Official's message to Americans comes amid turmoil in transition.

“Wait and see what happens," Vanita Gupta, the head of the Justice Department’s civil rights division, said at an event in Washington today promoting gay, lesbian and transgender issues.

African-American, Latino and Muslim groups have expressed concern that Trump’s rhetoric on the campaign trail — widely criticized for being racist and discriminatory — will be reflected in his administration. Anti-Trump protests have erupted in cities across the country.

Gupta was asked today whether she's concerned Trump will nominate leaders to the Justice Department who are anti–civil rights.

“Right now, there’s a lot of uncertainty, to say the least,” she responded. “Uncertainty produces anxiety and fear. And I can’t say what will happen.”

She noted that the civil rights division is filled with “career lawyers” who “are so incredibly mission-driven in the work that they are doing,” and she said what they have done under Barack Obama’s administration will carry on.
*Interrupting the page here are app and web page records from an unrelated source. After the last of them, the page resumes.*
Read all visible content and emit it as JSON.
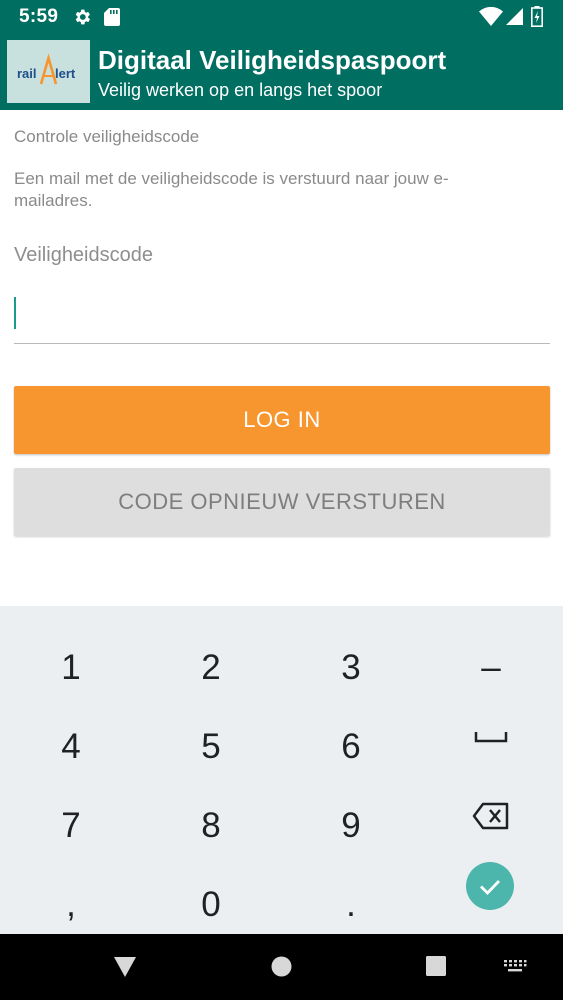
{
  "status_bar": {
    "time": "5:59",
    "icons": [
      "gear-icon",
      "sd-card-icon",
      "wifi-icon",
      "signal-icon",
      "battery-icon"
    ]
  },
  "app_bar": {
    "logo_text": "railAlert",
    "title": "Digitaal Veiligheidspaspoort",
    "subtitle": "Veilig werken op en langs het spoor"
  },
  "main": {
    "section_title": "Controle veiligheidscode",
    "info": "Een mail met de veiligheidscode is verstuurd naar jouw e-mailadres.",
    "field_label": "Veiligheidscode",
    "field_value": "",
    "login_label": "LOG IN",
    "resend_label": "CODE OPNIEUW VERSTUREN"
  },
  "keyboard": {
    "keys": [
      "1",
      "2",
      "3",
      "–",
      "4",
      "5",
      "6",
      "space",
      "7",
      "8",
      "9",
      "backspace",
      ",",
      "0",
      ".",
      "done"
    ]
  },
  "nav_bar": {
    "icons": [
      "back-icon",
      "home-icon",
      "recent-apps-icon",
      "keyboard-switch-icon"
    ]
  },
  "colors": {
    "primary": "#006e61",
    "accent": "#f7962e",
    "caret": "#1a9c8c",
    "done_key": "#4db6ac",
    "disabled_button": "#dedede"
  }
}
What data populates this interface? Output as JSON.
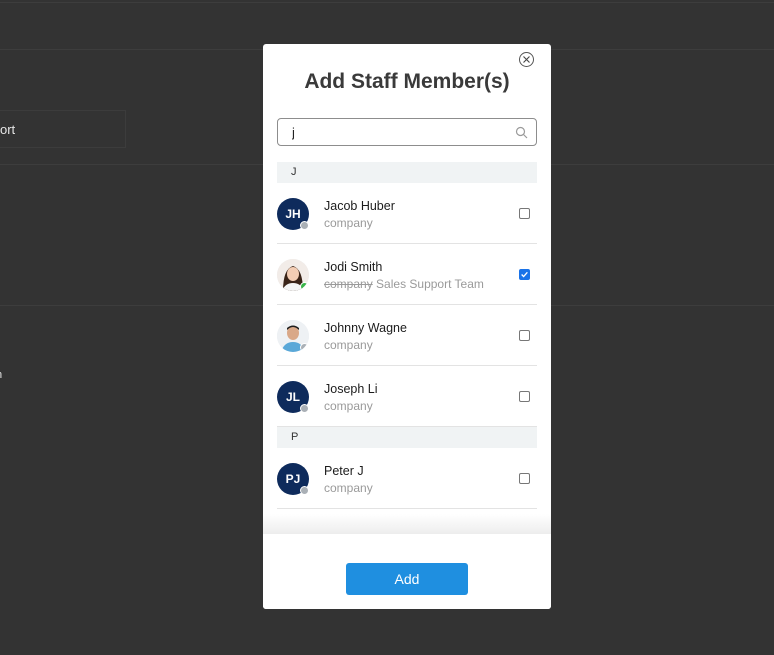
{
  "background": {
    "partial_text_1": "ort",
    "partial_text_2": "n"
  },
  "modal": {
    "title": "Add Staff Member(s)",
    "close_icon": "close-icon",
    "search": {
      "value": "j",
      "placeholder": "",
      "icon": "search-icon"
    },
    "groups": [
      {
        "letter": "J",
        "members": [
          {
            "initials": "JH",
            "name": "Jacob Huber",
            "company": "company",
            "team": "",
            "status": "offline",
            "checked": false,
            "photo": false
          },
          {
            "initials": "",
            "name": "Jodi Smith",
            "company": "company",
            "team": "Sales Support Team",
            "status": "online",
            "checked": true,
            "photo": true
          },
          {
            "initials": "",
            "name": "Johnny Wagne",
            "company": "company",
            "team": "",
            "status": "offline",
            "checked": false,
            "photo": true
          },
          {
            "initials": "JL",
            "name": "Joseph Li",
            "company": "company",
            "team": "",
            "status": "offline",
            "checked": false,
            "photo": false
          }
        ]
      },
      {
        "letter": "P",
        "members": [
          {
            "initials": "PJ",
            "name": "Peter J",
            "company": "company",
            "team": "",
            "status": "offline",
            "checked": false,
            "photo": false
          }
        ]
      }
    ],
    "add_button": "Add"
  },
  "colors": {
    "accent": "#1f8fe0",
    "avatar_bg": "#0e2b5c",
    "online": "#3ab54a",
    "offline": "#aab0b6",
    "overlay": "#333333"
  }
}
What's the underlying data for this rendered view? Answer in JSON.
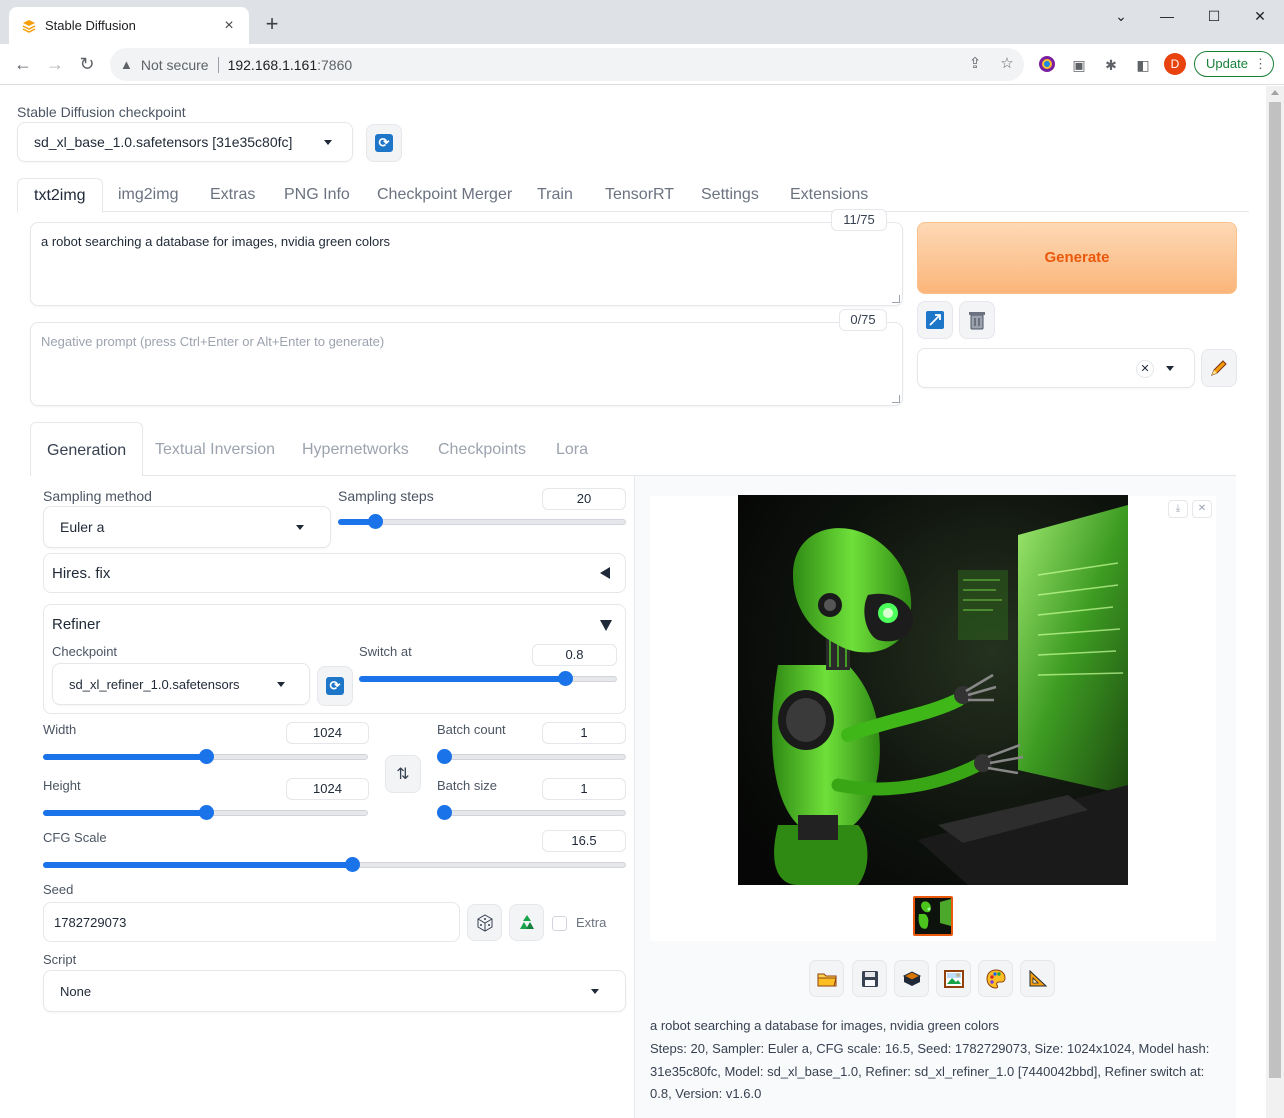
{
  "browser": {
    "tab_title": "Stable Diffusion",
    "not_secure": "Not secure",
    "url_host": "192.168.1.161",
    "url_port": ":7860",
    "avatar_letter": "D",
    "update_label": "Update"
  },
  "checkpoint": {
    "label": "Stable Diffusion checkpoint",
    "value": "sd_xl_base_1.0.safetensors [31e35c80fc]"
  },
  "main_tabs": [
    "txt2img",
    "img2img",
    "Extras",
    "PNG Info",
    "Checkpoint Merger",
    "Train",
    "TensorRT",
    "Settings",
    "Extensions"
  ],
  "prompt": {
    "value": "a robot searching a database for images, nvidia green colors",
    "counter": "11/75"
  },
  "negative_prompt": {
    "placeholder": "Negative prompt (press Ctrl+Enter or Alt+Enter to generate)",
    "counter": "0/75"
  },
  "generate_label": "Generate",
  "sub_tabs": [
    "Generation",
    "Textual Inversion",
    "Hypernetworks",
    "Checkpoints",
    "Lora"
  ],
  "generation": {
    "sampling_method_label": "Sampling method",
    "sampling_method": "Euler a",
    "sampling_steps_label": "Sampling steps",
    "sampling_steps": "20",
    "sampling_steps_fraction": 0.13,
    "hires_label": "Hires. fix",
    "refiner_label": "Refiner",
    "refiner_checkpoint_label": "Checkpoint",
    "refiner_checkpoint": "sd_xl_refiner_1.0.safetensors",
    "switch_at_label": "Switch at",
    "switch_at": "0.8",
    "switch_at_fraction": 0.8,
    "width_label": "Width",
    "width": "1024",
    "width_fraction": 0.5,
    "height_label": "Height",
    "height": "1024",
    "height_fraction": 0.5,
    "batch_count_label": "Batch count",
    "batch_count": "1",
    "batch_size_label": "Batch size",
    "batch_size": "1",
    "cfg_label": "CFG Scale",
    "cfg": "16.5",
    "cfg_fraction": 0.53,
    "seed_label": "Seed",
    "seed": "1782729073",
    "extra_label": "Extra",
    "script_label": "Script",
    "script": "None"
  },
  "output": {
    "info_prompt": "a robot searching a database for images, nvidia green colors",
    "info_params": "Steps: 20, Sampler: Euler a, CFG scale: 16.5, Seed: 1782729073, Size: 1024x1024, Model hash: 31e35c80fc, Model: sd_xl_base_1.0, Refiner: sd_xl_refiner_1.0 [7440042bbd], Refiner switch at: 0.8, Version: v1.6.0"
  },
  "colors": {
    "accent": "#1a73e8",
    "generate_text": "#ea580c",
    "robot_green": "#4cc41e"
  }
}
“There are communities and individuals that are relying on the work of those career lawyers to do that, and these are men and women who are used to ... working upstream,” Gupta added. “My hope is that ... there is an awareness and a sensitivity to the importance of the civil rights division’s work.”

But she emphasized that there’s “so much that we don’t know.”

“I don’t even know who’s going to be the head of the DOJ transition team at this point,” she said, referring to the unexpected departure of former Justice Department official Kevin O’Connor, who had been handling the Justice Department transition for Trump.

Last week former and current federal prosecutors welcomed news that O’Connor — described as having a good reputation among career attorneys in government — would be helping shape the next Justice Department, sources told ABC News.

“Equal justice under the law — he is the personification of that,” Larson said of O’Connor, a Republican. “While we may not agree on everything philosophically, I know the values he [would] bring to that decision-making process.”

“He would be my choice for attorney general,” Larson said.

But now O’Connor is out of the mix.